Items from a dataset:
▼
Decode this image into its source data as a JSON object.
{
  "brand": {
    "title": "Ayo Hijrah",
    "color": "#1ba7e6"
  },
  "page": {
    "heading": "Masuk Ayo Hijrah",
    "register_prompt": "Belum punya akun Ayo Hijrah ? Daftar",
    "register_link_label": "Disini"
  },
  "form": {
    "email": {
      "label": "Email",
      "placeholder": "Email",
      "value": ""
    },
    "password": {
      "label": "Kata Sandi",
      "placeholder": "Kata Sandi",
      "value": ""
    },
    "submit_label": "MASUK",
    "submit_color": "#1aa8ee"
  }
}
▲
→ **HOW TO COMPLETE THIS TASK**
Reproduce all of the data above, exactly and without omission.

→ **TASK SOLUTION**
Decode this image into its source data as a JSON object.
{
  "brand": {
    "title": "Ayo Hijrah",
    "color": "#1ba7e6"
  },
  "page": {
    "heading": "Masuk Ayo Hijrah",
    "register_prompt": "Belum punya akun Ayo Hijrah ? Daftar",
    "register_link_label": "Disini"
  },
  "form": {
    "email": {
      "label": "Email",
      "placeholder": "Email",
      "value": ""
    },
    "password": {
      "label": "Kata Sandi",
      "placeholder": "Kata Sandi",
      "value": ""
    },
    "submit_label": "MASUK",
    "submit_color": "#1aa8ee"
  }
}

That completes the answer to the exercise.